Case Western Reserve University
Department of Geological Sciences
Supporting Stations: McMurdo Station
Research Locations: Miller Range
Since 1976, the Antarctic Search for Meteorites (ANSMET) has found more than 17,000 specimens. Meteorites do not fall preferentially on Antarctica; they are just easier to find on the white snow- and ice-scapes and because the ice transport and ablation process leads to accumulation in certain areas. This season, ANSMET will conduct full scale systematic meteorite recovery from the Miller Range (MIL) Icefields in the Transantarctic Mountains, as well as systematic recovery in the Elephant Moraine (EET) ice fields northwest of McMurdo.

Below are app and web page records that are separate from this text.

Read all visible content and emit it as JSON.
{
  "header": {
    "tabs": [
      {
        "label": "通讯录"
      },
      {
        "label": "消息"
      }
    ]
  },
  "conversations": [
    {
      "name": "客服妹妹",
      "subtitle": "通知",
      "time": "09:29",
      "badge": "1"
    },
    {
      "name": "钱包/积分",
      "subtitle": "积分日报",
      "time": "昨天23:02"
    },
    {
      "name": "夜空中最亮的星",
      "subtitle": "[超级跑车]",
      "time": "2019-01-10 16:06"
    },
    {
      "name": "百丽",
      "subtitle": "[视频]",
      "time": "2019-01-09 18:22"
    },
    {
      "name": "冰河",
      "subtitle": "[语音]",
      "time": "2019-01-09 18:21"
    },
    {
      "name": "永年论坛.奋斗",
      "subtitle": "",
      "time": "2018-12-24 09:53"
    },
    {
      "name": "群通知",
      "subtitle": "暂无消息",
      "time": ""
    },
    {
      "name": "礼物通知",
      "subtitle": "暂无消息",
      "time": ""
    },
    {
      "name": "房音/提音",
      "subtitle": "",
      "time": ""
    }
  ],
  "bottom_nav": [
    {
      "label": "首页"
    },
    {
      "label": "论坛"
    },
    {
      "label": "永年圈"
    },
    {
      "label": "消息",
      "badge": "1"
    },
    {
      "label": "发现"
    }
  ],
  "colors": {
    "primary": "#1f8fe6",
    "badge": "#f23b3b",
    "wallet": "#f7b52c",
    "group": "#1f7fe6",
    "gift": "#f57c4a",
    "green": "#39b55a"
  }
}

Five previous seasons of systematic searching as well as several shorter reconnaissance visits at MIL have resulted in the recovery of nearly 2800 meteorite specimens from these icefields, including many rare meteorites such as martian and lunar samples. A large region of blue ice remains unsearched, mostly around a larger icefield on the southern end of the range, as well as some smaller ice fields in the north MIL area, and the field team will attempt to cover as much of this as area as possible through overlapping systematic transects.
Field Season Overview:
Eight field team members will live in Scott tents and conduct searches on snowmobiles. LC130 will take the team and its gear Central Trans Antarctic Mountain (CTAM) camp and then they will be shuttled by Twin Otter out to Miller Range. Once in the field, the team will generally be self-sufficient, with at least two resupply flights in mid-season. The field season is expected to last about six weeks.
Deploying Team Members:
Ralph Harvey (PI)
James Karner (Co-PI)